The problem with Fulford's commentary on this book is that it does not fully confront either Sandel's most fundamental arguments or his evidence. Fulford does score a point in noting that Sandel happily serves at Harvard as “Anne T. and Robert M. Bass Professor of Government,” (Bass being a Fort Worth oil billionaire who has a supersonic corporate jet in development). But Sandel is not arguing that naming rights shouldn't be sold; he is merely drawing attention to how much more frequent it has become in the last three decades and asks whether it has become excessive. 
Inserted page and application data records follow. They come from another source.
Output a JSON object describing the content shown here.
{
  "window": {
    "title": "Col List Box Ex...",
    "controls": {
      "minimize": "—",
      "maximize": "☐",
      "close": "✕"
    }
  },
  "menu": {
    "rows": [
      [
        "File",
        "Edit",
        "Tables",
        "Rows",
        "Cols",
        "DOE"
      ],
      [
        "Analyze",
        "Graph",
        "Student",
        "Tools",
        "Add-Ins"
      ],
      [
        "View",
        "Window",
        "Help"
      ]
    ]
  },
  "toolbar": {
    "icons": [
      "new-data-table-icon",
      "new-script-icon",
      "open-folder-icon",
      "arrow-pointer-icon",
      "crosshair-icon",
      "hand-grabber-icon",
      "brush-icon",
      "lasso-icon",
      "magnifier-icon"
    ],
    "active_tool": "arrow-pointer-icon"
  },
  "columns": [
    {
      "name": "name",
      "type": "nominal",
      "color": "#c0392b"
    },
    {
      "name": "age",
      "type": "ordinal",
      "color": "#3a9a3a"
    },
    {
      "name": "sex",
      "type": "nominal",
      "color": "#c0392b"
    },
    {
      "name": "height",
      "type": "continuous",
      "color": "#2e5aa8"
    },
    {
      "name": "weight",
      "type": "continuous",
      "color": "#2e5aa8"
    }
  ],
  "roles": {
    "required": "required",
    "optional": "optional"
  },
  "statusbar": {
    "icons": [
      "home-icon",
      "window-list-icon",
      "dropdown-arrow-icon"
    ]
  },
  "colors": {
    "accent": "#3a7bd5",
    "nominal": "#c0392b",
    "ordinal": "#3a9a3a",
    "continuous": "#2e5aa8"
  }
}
Fulford writes: "Sandel believes business has exceeded its “moral limits” but he avoids defining them and instead provides flagrant examples of wretched excess. ...Sandel doesn’t know how to limit capitalist excesses but hopes someone will think of something."  I think this is unfair. Sandel has contributed mightily to  clarifying arguments against vouchers, for example, since they speak to the inequality argument but not to the corruption argument.. "Both Sandel and the Skidelskys mention that capitalism greatly improves material conditions but they admit it grudgingly, as if under torture. In neither book does trade of any kind appear noble, like university teaching. It is a necessary evil if it is in fact necessary at all."  This is not only unfair; insofar as it applies to Sandel, it is absolutely untrue. He  understands and appreciates the value of capitalism and of the market economy. Capitalism is virtuous as well as effective within its sphere.  That we should strive to have a market economy, without completely marketizing all of society in the process, is what Sandel has clearly demonstrated. And along the way,  he has exposed the biggest ideological and intellectual roadblocks to that democratic project.

Monday, January 07, 2013

Chuck Hagel Should Be Confirmed

"The Defense Department is Bloated"

"There is a Jewish Lobby"

"The Iraq War was a Mistake"

Such straight talk is surely to be welcomed in American defense policy.  President Obama is to be congratulated for appointing someone who is so different from Rumsfeld, Perle, Cheney et. al--i.e. someone who is not an ideologue.

Both Hagel and Kerry are combat veterans, and as such they share an instinctive reticence about sending troops into harm's way--unlike the more bellicose compensatory swagger of de facto draft-dodgers like George W. Bush and Dick Cheney.

And, when Hagel retires, I hope and expect that my old classmate from Oxford, Michele Flouronoy, will be tapped as his successor!